Symptom prevalence, bother, and treatment satisfaction in men with lower urinary tract symptoms in Southeast Asia: a multinational, cross-sectional survey
- 124 Downloads
The overall objective of the survey was to systematically examine patients’ perspectives on lower urinary tract symptoms (LUTS) and their treatment in Southeast Asia.
A multinational cross-sectional survey involving adult men seeking consultation at urology outpatient clinics because of LUTS in Southeast Asia was conducted using convenience sampling. Self-reported prevalence, bother, treatment and treatment satisfaction of selected LUTS including urgency, nocturia, slow stream, and post-micturition dribble were evaluated.
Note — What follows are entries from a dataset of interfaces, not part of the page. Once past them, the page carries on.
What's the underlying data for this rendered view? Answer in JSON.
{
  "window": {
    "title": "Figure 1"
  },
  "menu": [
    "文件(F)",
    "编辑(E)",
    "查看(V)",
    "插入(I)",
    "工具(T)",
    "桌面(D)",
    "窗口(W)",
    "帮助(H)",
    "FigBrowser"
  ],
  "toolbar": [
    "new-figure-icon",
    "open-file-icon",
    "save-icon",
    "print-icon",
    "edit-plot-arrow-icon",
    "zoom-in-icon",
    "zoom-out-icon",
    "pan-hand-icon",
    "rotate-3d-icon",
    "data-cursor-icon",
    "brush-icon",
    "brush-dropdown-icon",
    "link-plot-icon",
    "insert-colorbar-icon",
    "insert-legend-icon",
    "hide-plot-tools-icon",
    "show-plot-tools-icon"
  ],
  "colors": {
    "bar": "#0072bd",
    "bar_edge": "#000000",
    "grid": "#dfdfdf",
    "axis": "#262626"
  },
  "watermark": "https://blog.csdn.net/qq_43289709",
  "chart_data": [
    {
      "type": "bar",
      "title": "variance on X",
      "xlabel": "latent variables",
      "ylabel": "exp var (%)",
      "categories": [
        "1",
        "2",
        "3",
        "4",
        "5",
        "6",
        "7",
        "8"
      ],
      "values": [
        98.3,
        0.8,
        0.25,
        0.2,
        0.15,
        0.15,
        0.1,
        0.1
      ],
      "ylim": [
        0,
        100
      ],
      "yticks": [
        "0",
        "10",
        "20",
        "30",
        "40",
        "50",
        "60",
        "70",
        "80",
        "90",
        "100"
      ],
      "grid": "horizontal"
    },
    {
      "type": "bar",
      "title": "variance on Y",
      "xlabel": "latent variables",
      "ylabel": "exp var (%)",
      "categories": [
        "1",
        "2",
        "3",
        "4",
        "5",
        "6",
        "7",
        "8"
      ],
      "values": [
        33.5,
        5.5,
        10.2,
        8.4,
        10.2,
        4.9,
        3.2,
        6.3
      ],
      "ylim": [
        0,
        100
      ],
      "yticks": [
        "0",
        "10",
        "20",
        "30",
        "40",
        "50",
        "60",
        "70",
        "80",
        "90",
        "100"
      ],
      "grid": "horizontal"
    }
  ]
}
In total, 1535 eligible patients were enrolled in the survey. A majority of respondents were aged 56–75 years, not employed, and had not undergone prostate operation before. Overall, the self-reported prevalence of nocturia was 88% (95% CI 86–90%), slow stream 61% (95% CI 59–63%), post micturition dribble 55% (95% CI 52–58%), and urgency 52% (95% CI 49–55%). There were marked differences in the country specific prevalence of LUTS complaints. Frequently, symptoms coexisted and were combined with nocturia. More than half of patients felt at least some degree of bother from their symptoms: 61% for urgency, 57% for nocturia, 58% for slow stream, and 60% for post-micturition dribble. Before seeing the present urologists, nearly half of patients have received some form of prescribed treatment and more than 80% of patients indicated they would like to receive treatment.
Men who sought urologist care for LUTS often presented with multiple symptoms. Nocturia emerged as the most common symptom amongst the four core symptoms studied.
KeywordsAdult Cross-sectional studies Male Prevalence Lower urinary tract symptoms Epidemiology surveys and questionnaires
Technical support in translation, data collection and analysis was provided by independent translation and research agencies (Elite Asia Interpreters and Ifop-Asia, repsectively) and was funded by Ferring Pharmaceuticals Ltd.
PA and LYH were involved in protocol/project development. All authors were involved in data collection or management. Ifop-Asia was involved in data analysis. All authors were involved in manuscript writing/editing.
Compliance with ethical standards
Conflict of interest
The authors declare that they have no conflict of interest.
All procedures performed in studies involving human participants were in accordance with the ethical standards of the institutional and/or national research committee and with the 1964 Helsinki declaration and its later amendments or comparable ethical standards.
- 1.National Clinical Guideline Centre for Acute and Chronic Conditions (2010) Lower urinary tract symptoms. The management of lower urinary tract symptoms in men. London (UK): National Institute for Health and Clinical Excellence (NICE); 2010 May (Clinical guideline; no. 97)Google Scholar
- 5.Lee SH, Chung BH, Kim CS et al (2012) Survey on benign prostatic hyperplasia distribution and treatment patterns for men with lower urinary tract symptoms visiting urologists at general hospitals in Korea: a prospective, noncontrolled, observational cohort study. Urology 79:1379–1384CrossRefPubMedGoogle Scholar
- 11.Members of Committees, Fourth International Consultation on Incontinence, Fourth International Consultation on Incontinence Recommendations of the International Scientific Committee (2010) Evaluation and treatment of urinary incontinence, pelvic organ prolapse, and fecal incontinence. Neurourol Urodyn 29:213–240CrossRefGoogle Scholar
- 17.Emberton M, Marberger M and de la Rosette J (2008) Understanding patient and physician perceptions of benign prostatic hyperplasia in Europe: the Prostate Research on Behaviour and Education (PROBE) SurveyGoogle Scholar
- 18.Weibl P, Laurinc P, Tomaškin R et al (2015) Patient’s and physician’s behavior on the management of benign prostatic hyperplasia among the patients at the risk of clinical progression. A multicenter noninterventional trial in Slovakia by “Prostate and Expectations of Treatment: epidemiology Research” (PETER) study group. Wien Klin Wochenschr 127:434–439CrossRefPubMedGoogle Scholar